California's Highway 154 slices through the Santa Ynez Valley and Mountains, follows a former stagecoach route south through a national forest, then switchbacks down to sea level, depositing you directly in Santa Barbara. Savor the detour, stopping along the way for picnics, pinot, and people-watching.
Los Alamos may sit at the northwest edge of the Santa Ynez Valley, the central California wine region made famous by the movie Sideways, but one of the town's biggest draws is actually a craft beer wonderland. Babi's Beer Emporium is a cheeky bar and bottle shop stocking up to 60 hard-to-find brands and pouring six more on tap, all of which can be paired with light bites such as tacos with homemade tortillas. The whole place is decked out country dollhouse–style, with blue trim and vintage signs. The tiny town has recently become an unexpected culinary hub, thanks to Bob's Well Bread Bakery, which draws devotees in with its flaky chocolate croissants.
Los Olivos is a postcard-perfect western town, its strollable main drag, Grand Avenue, lined with shops, farm stands, and tasting rooms housed in California bungalows. A row of white Adirondack chairs beckons outside Los Olivos General Store, where the Larner family sells its wine along with other wine-related goods such as cork sunglasses and wine soaps. A vintage gas pump out front pays tribute to the building's former life as a garage. Down the road, farm stand Global Gardens invites a different sort of sampling at its walk-up olive oil and balsamic vinegar tasting bar.
The Wild West town Santa Ynez may be rigged with hitching posts, weathered facades, and folks sporting ten-gallon hats, but sleek S.Y. Kitchen feels decidedly modern. Diners arrive early to tuck into rustic Italian dishes such as wild mushroom pappardelle, either inside the spruced-up farmhouse or on its cozy porch. Around the corner, the Lucky Hen Larder makes a tasty pit stop for those just passing through, serving gourmet box lunches complete with house-made pickles and seasonal nut brittle. Prefer to build your own picnic? The market has you covered, with Santa Ynez jams, cheeses, breads, and olive oils.
Continue along Highway 154 and toward the Santa Ynez Mountains for a visit to Los Padres National Forest, a 3,000-square-mile wildland of pines, firs, and redwoods.
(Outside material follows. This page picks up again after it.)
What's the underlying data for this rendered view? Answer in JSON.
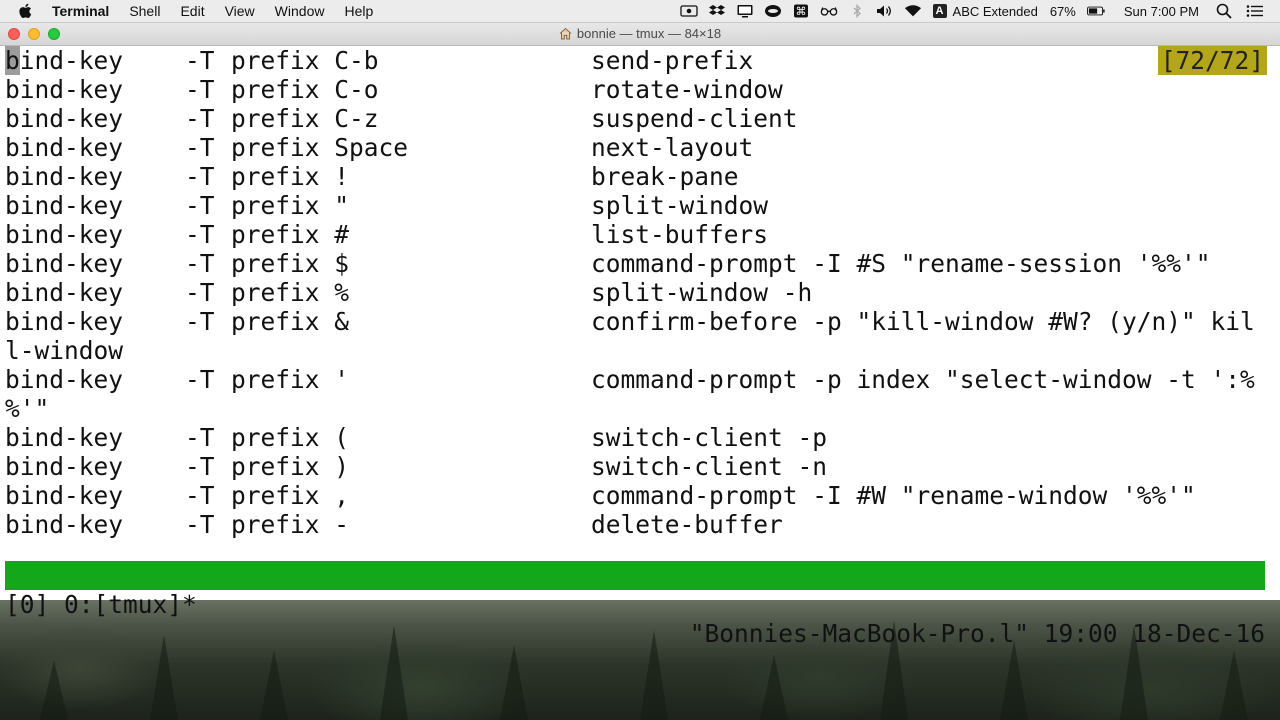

The easily accessible Falls Day Use Picnic Area is the kind of spot dreams are made on: framed by fragrant oaks, sheltered by vertiginous sandstone cliffs, next to a cool emerald-green river that's just right for a post-lunch dip. Or stretch your legs on 3.75-mile Aliso Loop Trail, a shady ridge hike with views of the Santa Ynez River.
What to do in Santa Barbara? It might feel counter-intuitive to head to the industrial Funk Zone, but go anyway. The burgeoning creative hood is packed with inspiration. Take for example GraySpace, an indoor-outdoor gallery where bonsai and cacti stand alongside sculptures and canvases. A few blocks away sits Moxi, the Wolf Museum of Exploration and Innovation. The new hands-on museum invites the insatiably curious to come play, with exhibits that allow you to analyze guitar riffs, build prototype marble roller coasters, and mix colored light. And should you need refreshment, a bevy of neighborhood tasting rooms await. At the Valley Project, you can sip varietals from a selection of Santa Barbara vineyards and trace your wine's origin on the beautiful chalkboard wall map.